__Work task__: Once the pictures are set aside, repeat all of the data below exactly.

__Data for analysis__:
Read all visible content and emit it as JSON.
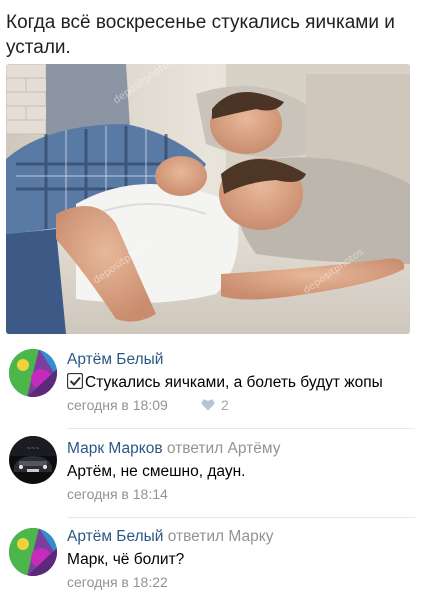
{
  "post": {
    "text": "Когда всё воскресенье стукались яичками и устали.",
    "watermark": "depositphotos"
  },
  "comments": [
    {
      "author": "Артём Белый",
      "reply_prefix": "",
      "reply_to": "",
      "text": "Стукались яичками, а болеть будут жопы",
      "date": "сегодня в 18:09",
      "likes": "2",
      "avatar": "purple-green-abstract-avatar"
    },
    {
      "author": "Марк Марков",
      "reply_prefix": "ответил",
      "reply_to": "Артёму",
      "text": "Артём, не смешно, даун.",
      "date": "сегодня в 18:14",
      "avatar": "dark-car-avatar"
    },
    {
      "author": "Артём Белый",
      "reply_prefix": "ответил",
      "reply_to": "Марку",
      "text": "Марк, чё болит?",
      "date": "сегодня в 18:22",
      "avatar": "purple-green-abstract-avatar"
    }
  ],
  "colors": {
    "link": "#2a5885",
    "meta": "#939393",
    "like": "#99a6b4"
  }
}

__Answer for the task__:
Read all visible content and emit it as JSON.
{
  "post": {
    "text": "Когда всё воскресенье стукались яичками и устали.",
    "watermark": "depositphotos"
  },
  "comments": [
    {
      "author": "Артём Белый",
      "reply_prefix": "",
      "reply_to": "",
      "text": "Стукались яичками, а болеть будут жопы",
      "date": "сегодня в 18:09",
      "likes": "2",
      "avatar": "purple-green-abstract-avatar"
    },
    {
      "author": "Марк Марков",
      "reply_prefix": "ответил",
      "reply_to": "Артёму",
      "text": "Артём, не смешно, даун.",
      "date": "сегодня в 18:14",
      "avatar": "dark-car-avatar"
    },
    {
      "author": "Артём Белый",
      "reply_prefix": "ответил",
      "reply_to": "Марку",
      "text": "Марк, чё болит?",
      "date": "сегодня в 18:22",
      "avatar": "purple-green-abstract-avatar"
    }
  ],
  "colors": {
    "link": "#2a5885",
    "meta": "#939393",
    "like": "#99a6b4"
  }
}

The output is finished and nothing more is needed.